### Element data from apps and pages

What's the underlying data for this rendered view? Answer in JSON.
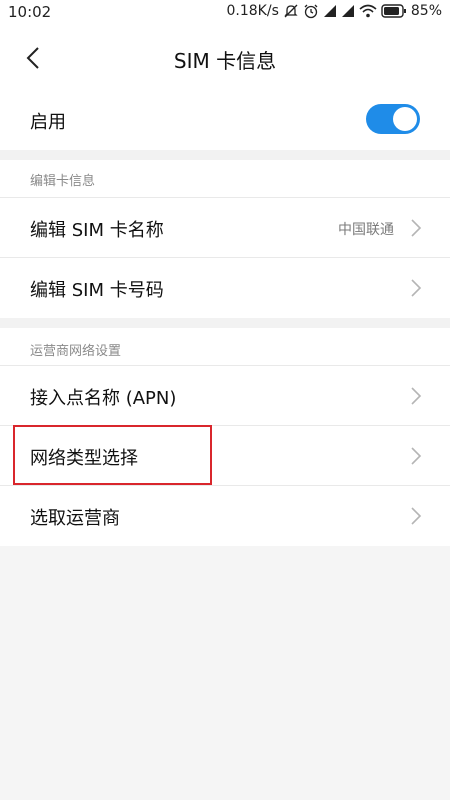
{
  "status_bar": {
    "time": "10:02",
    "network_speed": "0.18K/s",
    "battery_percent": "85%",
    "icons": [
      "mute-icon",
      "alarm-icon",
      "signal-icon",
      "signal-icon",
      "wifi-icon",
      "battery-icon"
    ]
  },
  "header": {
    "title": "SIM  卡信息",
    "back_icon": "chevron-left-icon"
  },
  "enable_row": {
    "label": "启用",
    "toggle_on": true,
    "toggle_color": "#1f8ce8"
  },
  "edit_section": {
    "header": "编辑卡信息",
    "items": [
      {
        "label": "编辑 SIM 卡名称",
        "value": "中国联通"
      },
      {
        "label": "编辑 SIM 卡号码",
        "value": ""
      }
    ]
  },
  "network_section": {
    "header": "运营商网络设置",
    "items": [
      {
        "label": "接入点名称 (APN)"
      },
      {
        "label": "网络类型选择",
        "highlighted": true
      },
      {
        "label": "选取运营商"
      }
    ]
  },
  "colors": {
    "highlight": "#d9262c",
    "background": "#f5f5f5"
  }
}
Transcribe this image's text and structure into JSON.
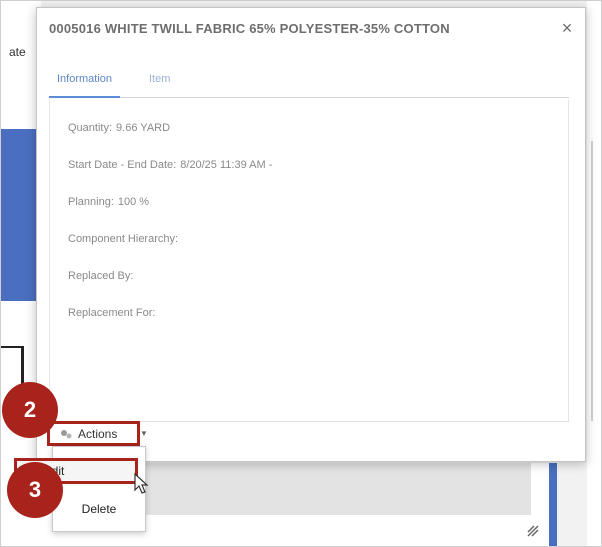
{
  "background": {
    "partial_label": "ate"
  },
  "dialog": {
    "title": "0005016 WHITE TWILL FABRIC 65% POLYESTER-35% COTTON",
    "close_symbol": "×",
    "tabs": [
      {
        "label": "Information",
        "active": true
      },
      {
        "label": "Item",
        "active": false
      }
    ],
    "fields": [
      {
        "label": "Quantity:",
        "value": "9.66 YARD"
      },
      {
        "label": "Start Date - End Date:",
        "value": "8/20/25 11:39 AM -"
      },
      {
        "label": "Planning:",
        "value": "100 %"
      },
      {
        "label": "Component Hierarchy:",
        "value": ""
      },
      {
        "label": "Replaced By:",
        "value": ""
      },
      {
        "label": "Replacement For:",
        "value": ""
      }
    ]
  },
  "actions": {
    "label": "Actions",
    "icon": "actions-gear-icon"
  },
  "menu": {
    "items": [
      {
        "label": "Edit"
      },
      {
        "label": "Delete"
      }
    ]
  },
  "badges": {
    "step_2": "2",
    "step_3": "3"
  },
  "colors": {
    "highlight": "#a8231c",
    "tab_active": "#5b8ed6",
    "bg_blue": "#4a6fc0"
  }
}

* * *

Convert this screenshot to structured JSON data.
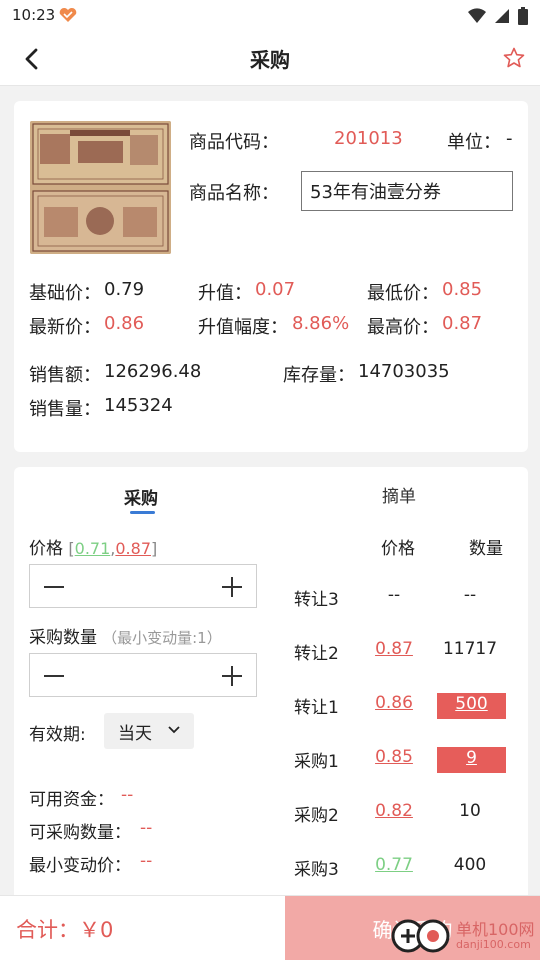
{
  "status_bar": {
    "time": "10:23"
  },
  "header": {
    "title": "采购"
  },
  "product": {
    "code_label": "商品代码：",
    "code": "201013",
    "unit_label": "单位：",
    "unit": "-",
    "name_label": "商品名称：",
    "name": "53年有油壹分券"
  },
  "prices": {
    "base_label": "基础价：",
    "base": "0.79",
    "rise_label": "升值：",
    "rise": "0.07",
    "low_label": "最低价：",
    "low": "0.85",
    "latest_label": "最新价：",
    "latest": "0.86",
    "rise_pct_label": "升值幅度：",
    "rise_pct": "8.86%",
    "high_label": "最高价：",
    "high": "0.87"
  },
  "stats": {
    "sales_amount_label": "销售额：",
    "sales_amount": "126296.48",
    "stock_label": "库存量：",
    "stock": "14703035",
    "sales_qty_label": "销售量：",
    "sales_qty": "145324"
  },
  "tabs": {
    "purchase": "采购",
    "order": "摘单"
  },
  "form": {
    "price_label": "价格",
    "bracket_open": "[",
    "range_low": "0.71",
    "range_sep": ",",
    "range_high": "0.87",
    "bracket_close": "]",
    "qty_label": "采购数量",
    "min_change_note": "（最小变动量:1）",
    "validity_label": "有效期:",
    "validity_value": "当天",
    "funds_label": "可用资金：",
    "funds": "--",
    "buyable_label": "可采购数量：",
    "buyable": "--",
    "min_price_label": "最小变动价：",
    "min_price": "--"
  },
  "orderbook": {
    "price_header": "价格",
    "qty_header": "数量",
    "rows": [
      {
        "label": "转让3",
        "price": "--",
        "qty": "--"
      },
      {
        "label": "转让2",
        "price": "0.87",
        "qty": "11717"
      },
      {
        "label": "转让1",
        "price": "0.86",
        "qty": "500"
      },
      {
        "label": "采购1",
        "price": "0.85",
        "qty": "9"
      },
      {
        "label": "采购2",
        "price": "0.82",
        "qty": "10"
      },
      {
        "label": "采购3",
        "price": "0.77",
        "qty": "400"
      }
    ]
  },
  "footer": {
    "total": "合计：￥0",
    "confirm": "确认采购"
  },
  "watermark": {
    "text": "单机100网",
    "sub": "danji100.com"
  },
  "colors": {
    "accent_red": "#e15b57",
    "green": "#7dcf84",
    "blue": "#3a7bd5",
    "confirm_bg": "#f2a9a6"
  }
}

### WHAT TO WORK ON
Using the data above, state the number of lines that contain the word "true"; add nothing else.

### RESPONSE
3